----- Data records -----
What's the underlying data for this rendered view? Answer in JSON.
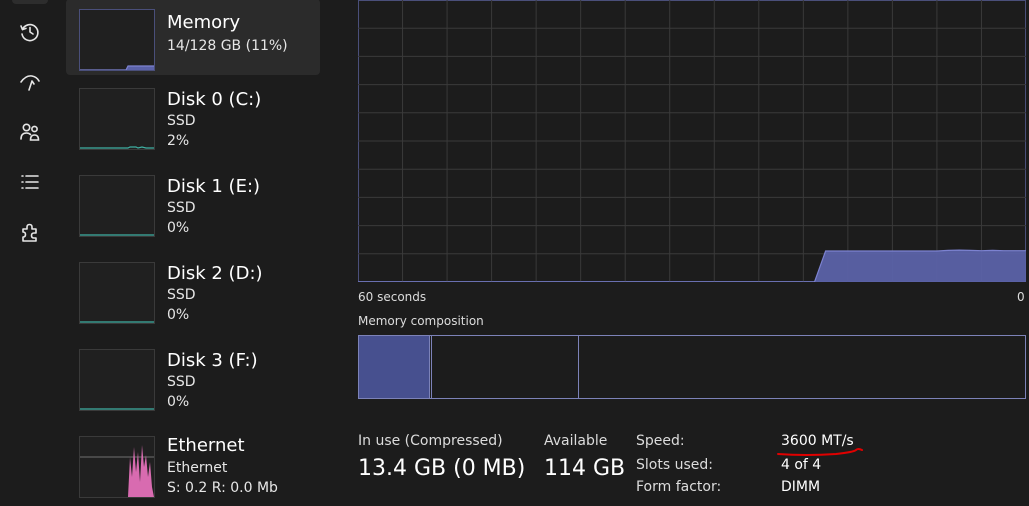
{
  "colors": {
    "background": "#1c1c1c",
    "selected": "#2b2b2b",
    "memory_fill": "#5b62a8",
    "memory_line": "#7c82d0",
    "grid": "#3a3a3a",
    "disk_line": "#3fb0a2",
    "ethernet_fill": "#d86bb0",
    "annotation": "#e00000"
  },
  "rail": {
    "icons": [
      "history-icon",
      "startup-apps-icon",
      "users-icon",
      "details-list-icon",
      "services-icon"
    ]
  },
  "sidebar": {
    "items": [
      {
        "title": "Memory",
        "sub1": "14/128 GB (11%)",
        "sub2": ""
      },
      {
        "title": "Disk 0 (C:)",
        "sub1": "SSD",
        "sub2": "2%"
      },
      {
        "title": "Disk 1 (E:)",
        "sub1": "SSD",
        "sub2": "0%"
      },
      {
        "title": "Disk 2 (D:)",
        "sub1": "SSD",
        "sub2": "0%"
      },
      {
        "title": "Disk 3 (F:)",
        "sub1": "SSD",
        "sub2": "0%"
      },
      {
        "title": "Ethernet",
        "sub1": "Ethernet",
        "sub2": "S: 0.2 R: 0.0 Mb"
      }
    ]
  },
  "graph": {
    "time_left_label": "60 seconds",
    "time_right_label": "0",
    "usage_percent_points": [
      0,
      0,
      0,
      0,
      0,
      0,
      0,
      0,
      0,
      0,
      0,
      0,
      0,
      0,
      0,
      0,
      0,
      0,
      0,
      0,
      0,
      0,
      0,
      0,
      0,
      0,
      0,
      0,
      0,
      0,
      0,
      0,
      0,
      0,
      0,
      0,
      0,
      0,
      0,
      0,
      0,
      0,
      11,
      11,
      11,
      11,
      11,
      11,
      11,
      11,
      11,
      11,
      11,
      11.2,
      11.3,
      11.2,
      11.1,
      11.2,
      11.1,
      11.1,
      11.1
    ]
  },
  "composition": {
    "label": "Memory composition",
    "in_use_fraction": 0.107,
    "modified_fraction": 0.001,
    "standby_fraction": 0.22
  },
  "stats": {
    "in_use_label": "In use (Compressed)",
    "in_use_value": "13.4 GB (0 MB)",
    "available_label": "Available",
    "available_value": "114 GB",
    "speed_label": "Speed:",
    "speed_value": "3600 MT/s",
    "slots_label": "Slots used:",
    "slots_value": "4 of 4",
    "form_label": "Form factor:",
    "form_value": "DIMM"
  }
}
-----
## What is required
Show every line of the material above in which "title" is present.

## Answer to the exercise
        "title": "Memory",
        "title": "Disk 0 (C:)",
        "title": "Disk 1 (E:)",
        "title": "Disk 2 (D:)",
        "title": "Disk 3 (F:)",
        "title": "Ethernet",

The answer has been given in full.